Two: poker is a game that falls into my skillset. I’m not very emotional at all. I stay even keeled regardless of the circumstances. Poker favors the calm; you will lose pots you should win and vice versa. It’s not something for the faint of heart. As long as I make the right play I’m not disappointed because I know over the long term it will pay off. I have a logical mind, and at the simplest level poker is a game of logical math. Calculating odds is relatively simple and pairing that with your observations is how you become successful. I don’t know what level of success I can achieve, but I want to give it one more try. My beginning goal is to play for a month and assess where I stand at that point. My bankroll is $600.

I’ve been playing since Monday now and have played approximately 800 hands and made$63 in cash games netted against 40 or so in tourney entries. Took me about a day to get back into the flow of the game. I won’t go into the details because it’s not relevant to most of you. Though I have been blogging on a daily basis my poker hijinks and keeping in depth records of my progress. If I decide to post them I will create a new blog to do so. I still have made some frustrating mistakes that have hampered my progress. I’ll start playing live tournaments soon.

I’ve always stressed to find something you are good with and then develop the skill. I got away from poker at the time because I had to in order to be successful in school. I’m not in the same life position I was then. As with all my experiments I will perform an assessment in thirty days to decide if I want to continue playing. So far I’m able to balance my time with it well and am committing between an hour and two hours a day.

Do you have an activity that you used to do well? Could it be profitable for you?

Lucid Dream Update
I am still trying to lucid dream and recording my dreams. My dreams still come and go. I’m recalling perhaps 2-4 dreams a week. I hope to improve that number. I’ve achieved lucidity once, but was woken up shortly after doing so. I haven’t tried any of the lucid techniques yet, but hopefully can over vacation when I don’t have to risk losing sleep.

Tuesday, November 10, 2009

Sparking an Old Habit

This Sunday was my birthday.

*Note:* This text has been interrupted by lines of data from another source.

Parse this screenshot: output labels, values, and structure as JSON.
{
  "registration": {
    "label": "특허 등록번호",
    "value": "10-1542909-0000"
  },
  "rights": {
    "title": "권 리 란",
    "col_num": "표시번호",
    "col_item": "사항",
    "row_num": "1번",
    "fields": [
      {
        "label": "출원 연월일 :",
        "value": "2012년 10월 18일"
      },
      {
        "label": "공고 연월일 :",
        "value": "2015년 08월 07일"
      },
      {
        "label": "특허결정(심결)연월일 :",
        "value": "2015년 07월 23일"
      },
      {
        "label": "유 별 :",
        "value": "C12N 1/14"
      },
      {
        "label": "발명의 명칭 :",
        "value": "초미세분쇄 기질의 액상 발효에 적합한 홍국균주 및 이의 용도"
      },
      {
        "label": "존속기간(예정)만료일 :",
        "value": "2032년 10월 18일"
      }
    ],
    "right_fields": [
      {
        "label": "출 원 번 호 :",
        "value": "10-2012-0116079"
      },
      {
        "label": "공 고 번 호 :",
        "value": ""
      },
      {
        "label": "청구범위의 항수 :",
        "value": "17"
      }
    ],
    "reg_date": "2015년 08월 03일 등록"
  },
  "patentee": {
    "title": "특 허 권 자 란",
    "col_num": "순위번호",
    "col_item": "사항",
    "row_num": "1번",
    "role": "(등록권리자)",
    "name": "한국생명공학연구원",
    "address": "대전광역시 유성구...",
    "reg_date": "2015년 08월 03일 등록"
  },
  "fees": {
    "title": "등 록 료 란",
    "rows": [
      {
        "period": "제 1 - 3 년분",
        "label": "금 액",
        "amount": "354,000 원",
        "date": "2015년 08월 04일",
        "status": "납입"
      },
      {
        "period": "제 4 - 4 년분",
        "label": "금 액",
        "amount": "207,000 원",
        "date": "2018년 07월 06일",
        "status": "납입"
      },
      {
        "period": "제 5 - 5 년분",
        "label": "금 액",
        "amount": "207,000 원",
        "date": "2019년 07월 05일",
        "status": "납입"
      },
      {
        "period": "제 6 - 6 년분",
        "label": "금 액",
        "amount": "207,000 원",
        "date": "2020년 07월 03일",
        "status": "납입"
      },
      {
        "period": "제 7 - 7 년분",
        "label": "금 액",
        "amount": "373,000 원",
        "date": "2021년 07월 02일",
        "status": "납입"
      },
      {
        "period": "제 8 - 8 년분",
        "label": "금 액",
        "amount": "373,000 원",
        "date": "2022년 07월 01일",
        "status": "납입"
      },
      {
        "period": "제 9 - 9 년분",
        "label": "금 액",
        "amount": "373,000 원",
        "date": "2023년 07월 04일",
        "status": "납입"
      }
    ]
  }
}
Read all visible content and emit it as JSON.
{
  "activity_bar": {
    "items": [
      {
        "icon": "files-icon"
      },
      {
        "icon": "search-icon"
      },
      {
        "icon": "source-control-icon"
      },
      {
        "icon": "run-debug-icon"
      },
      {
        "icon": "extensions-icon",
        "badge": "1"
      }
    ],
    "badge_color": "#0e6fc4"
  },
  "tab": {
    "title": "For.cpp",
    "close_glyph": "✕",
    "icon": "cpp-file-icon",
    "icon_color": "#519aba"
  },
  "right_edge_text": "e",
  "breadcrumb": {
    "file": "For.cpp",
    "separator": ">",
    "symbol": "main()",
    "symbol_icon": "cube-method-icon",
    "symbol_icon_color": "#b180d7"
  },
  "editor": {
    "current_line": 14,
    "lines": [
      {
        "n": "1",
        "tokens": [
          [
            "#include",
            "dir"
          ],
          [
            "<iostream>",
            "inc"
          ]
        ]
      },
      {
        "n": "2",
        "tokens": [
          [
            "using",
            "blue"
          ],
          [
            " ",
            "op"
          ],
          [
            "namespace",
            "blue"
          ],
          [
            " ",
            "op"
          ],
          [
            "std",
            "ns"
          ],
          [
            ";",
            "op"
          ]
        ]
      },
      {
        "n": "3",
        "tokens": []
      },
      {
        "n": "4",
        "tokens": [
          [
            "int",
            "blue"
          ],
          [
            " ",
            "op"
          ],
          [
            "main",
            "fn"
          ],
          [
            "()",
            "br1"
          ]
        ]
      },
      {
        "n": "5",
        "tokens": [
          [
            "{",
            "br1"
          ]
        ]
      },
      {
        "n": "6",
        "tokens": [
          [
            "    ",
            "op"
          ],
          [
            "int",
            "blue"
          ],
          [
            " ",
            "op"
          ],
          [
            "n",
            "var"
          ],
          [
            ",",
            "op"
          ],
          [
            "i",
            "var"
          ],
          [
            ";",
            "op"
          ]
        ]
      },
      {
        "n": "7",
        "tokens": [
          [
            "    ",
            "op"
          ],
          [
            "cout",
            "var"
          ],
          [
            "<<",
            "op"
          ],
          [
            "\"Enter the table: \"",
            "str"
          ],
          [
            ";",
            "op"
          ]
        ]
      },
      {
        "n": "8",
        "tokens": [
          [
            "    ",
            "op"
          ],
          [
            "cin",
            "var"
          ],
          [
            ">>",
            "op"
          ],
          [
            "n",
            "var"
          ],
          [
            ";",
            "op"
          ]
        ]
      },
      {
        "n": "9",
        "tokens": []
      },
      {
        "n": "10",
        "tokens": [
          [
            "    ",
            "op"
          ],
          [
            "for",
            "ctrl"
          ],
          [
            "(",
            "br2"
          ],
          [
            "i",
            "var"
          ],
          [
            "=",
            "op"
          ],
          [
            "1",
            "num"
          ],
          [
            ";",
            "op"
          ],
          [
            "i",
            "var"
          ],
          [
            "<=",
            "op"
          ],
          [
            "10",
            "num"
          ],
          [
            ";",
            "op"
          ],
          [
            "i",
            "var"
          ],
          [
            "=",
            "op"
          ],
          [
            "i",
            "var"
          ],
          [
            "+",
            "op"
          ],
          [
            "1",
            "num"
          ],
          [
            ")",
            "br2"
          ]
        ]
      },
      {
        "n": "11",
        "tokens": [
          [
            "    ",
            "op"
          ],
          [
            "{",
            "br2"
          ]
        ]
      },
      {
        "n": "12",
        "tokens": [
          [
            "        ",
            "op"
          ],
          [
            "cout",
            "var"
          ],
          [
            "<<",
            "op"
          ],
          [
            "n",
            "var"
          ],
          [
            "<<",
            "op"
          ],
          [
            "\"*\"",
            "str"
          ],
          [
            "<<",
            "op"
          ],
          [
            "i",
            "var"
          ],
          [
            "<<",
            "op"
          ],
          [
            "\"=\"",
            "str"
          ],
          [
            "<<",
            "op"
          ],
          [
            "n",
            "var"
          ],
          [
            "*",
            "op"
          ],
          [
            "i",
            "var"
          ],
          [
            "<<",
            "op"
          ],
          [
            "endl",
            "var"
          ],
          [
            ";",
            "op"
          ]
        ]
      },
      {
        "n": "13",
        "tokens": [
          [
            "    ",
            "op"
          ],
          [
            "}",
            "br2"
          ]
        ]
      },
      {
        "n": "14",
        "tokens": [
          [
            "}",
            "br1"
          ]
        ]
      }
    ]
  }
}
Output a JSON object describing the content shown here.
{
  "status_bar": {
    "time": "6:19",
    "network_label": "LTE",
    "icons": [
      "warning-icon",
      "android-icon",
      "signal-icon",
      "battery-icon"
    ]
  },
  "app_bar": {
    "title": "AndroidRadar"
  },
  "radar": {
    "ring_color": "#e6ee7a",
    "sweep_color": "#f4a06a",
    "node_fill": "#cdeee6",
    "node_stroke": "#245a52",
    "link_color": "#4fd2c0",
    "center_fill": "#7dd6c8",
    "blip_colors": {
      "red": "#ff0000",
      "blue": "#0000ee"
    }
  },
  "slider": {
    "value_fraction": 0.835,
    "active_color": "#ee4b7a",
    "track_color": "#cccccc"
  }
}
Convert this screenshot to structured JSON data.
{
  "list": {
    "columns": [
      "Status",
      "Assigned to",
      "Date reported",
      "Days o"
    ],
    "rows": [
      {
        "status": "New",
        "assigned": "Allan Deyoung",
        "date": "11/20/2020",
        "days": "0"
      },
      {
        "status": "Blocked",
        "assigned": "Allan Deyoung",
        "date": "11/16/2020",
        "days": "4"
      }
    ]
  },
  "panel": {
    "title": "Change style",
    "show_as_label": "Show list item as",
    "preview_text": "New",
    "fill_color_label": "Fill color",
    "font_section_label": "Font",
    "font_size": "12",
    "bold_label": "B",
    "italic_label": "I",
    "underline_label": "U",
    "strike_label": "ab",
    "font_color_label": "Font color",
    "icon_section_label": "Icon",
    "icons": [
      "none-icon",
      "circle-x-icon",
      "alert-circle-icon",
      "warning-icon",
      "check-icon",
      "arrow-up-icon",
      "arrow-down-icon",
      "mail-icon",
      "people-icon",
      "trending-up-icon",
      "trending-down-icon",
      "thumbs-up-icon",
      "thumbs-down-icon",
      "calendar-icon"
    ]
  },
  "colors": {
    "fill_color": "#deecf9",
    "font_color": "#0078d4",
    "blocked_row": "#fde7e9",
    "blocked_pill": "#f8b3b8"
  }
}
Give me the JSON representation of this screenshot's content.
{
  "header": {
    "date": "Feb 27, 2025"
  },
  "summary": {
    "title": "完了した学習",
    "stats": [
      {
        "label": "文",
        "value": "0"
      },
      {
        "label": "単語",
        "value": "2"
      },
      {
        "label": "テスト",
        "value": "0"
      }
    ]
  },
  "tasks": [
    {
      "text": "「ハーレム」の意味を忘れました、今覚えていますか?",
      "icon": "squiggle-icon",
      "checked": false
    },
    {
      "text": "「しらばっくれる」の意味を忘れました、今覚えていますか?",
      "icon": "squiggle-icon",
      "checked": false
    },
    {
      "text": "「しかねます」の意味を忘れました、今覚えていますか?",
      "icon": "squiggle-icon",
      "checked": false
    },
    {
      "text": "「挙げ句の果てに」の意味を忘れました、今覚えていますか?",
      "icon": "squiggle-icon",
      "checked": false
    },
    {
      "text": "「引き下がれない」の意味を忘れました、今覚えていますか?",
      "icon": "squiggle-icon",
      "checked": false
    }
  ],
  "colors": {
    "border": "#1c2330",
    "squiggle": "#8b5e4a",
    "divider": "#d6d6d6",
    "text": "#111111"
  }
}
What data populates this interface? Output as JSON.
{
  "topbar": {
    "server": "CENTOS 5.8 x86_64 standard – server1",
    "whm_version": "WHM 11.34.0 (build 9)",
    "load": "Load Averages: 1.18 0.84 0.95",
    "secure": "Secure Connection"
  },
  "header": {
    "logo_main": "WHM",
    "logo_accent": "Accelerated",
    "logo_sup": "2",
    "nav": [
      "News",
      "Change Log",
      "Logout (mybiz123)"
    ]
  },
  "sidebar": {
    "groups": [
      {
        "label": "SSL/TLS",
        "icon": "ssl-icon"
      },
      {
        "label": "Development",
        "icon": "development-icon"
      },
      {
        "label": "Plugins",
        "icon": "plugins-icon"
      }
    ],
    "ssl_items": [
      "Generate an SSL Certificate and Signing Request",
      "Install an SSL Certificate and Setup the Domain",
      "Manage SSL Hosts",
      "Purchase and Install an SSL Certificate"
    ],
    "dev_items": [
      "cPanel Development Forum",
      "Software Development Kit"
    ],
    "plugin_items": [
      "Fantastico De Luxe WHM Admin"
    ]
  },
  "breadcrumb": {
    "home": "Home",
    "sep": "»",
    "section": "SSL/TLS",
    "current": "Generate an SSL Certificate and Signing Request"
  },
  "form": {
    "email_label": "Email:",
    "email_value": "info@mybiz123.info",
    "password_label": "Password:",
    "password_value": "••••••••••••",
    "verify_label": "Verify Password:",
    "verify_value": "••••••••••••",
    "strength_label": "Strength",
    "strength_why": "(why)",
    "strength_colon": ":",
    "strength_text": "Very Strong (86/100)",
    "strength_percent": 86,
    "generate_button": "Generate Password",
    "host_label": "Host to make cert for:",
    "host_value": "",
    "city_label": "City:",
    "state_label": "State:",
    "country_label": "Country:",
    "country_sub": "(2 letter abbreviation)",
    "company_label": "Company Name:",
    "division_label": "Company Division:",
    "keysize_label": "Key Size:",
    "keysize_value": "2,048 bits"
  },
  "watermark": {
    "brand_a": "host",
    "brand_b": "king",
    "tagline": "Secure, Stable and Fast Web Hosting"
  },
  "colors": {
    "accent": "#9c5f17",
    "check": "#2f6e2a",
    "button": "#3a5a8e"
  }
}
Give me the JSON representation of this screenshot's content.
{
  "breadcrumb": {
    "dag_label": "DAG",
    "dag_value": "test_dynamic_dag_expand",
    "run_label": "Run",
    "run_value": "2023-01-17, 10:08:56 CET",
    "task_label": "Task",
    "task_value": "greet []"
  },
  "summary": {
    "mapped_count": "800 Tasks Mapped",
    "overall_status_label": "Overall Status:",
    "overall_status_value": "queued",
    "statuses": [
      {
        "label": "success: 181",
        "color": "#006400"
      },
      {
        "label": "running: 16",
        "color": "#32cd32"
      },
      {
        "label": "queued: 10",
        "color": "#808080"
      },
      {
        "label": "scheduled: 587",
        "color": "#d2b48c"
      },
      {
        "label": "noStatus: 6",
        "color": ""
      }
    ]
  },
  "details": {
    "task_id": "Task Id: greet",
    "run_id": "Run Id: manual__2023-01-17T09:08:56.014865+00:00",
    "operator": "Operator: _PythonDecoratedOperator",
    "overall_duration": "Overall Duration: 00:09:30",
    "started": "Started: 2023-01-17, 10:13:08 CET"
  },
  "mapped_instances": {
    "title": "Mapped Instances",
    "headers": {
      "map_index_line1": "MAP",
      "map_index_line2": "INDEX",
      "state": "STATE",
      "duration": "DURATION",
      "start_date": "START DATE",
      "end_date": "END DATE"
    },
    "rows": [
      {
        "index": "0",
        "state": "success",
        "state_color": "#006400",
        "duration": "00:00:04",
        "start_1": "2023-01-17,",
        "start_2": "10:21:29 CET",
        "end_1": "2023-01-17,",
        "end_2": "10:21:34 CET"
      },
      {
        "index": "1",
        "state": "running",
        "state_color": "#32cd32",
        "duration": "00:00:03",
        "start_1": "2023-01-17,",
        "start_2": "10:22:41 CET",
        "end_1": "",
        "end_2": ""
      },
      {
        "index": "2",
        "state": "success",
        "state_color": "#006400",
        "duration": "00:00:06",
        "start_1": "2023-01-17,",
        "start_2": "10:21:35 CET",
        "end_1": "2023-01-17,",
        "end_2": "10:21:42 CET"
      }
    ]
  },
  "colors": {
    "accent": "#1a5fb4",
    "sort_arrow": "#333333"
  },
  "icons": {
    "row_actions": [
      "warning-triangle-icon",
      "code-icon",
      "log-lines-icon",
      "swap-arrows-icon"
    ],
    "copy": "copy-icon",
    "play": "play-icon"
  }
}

I always find them odd. Aside from ones where the state recognizes something special about you (16, 18, 21) or where you enter a new decade (30,40,50…) the day in and of itself never seems special to me. I’m 1/365 older today then I was yesterday. And still it always serves as a point of reflection.

I’ve been lazy the past three weeks or so. My workout routine was interrupted for a few days as my crossfit gym got banned from doing activity indoors. This was followed by the fact that it rained torrentially for the better part of four days. Once my routine was interrupted I settled for poor habits rather than replacing them with good. I’m far from perfect and I admit that I stifled my progress. I am back though into the swing of things so I wanted to share my method for getting back on track:

1) Go Back to the Start

My goal board helped me tremendously in the early going to achieve a level of routine. To restart my routine I restarted my goal board by listing out daily tasks I would complete to have a successful day.

2) Identify bad routines and eliminate

One of the things I would habitually do is come home and eat and then veg out for the rest of the night. I wanted to go running instead so I picked up Jenks and took my companion for a jog. This was outside my routine and I replaced my lazyness by doing something out of the ordinary (picking up the dog).

3) Don’t Overdo It

In the past I would have gone and ran 6 or 7 miles. That would have been good for one day, but kept me from working out today. Instead I ran about 2 miles and I will lift or run about the same distance today. I simply need to reestablish my habit and then work on pushing myself.

It’s not easy to start. It’s the hardest part of achieving a great lifestyle. Once you can develop a routine the process gets a lot easier. Focus on the repetition and then tweak the activity until you maximize the effectiveness. Soon I’ll be back on the crossfit wagon, but it starts with a jog.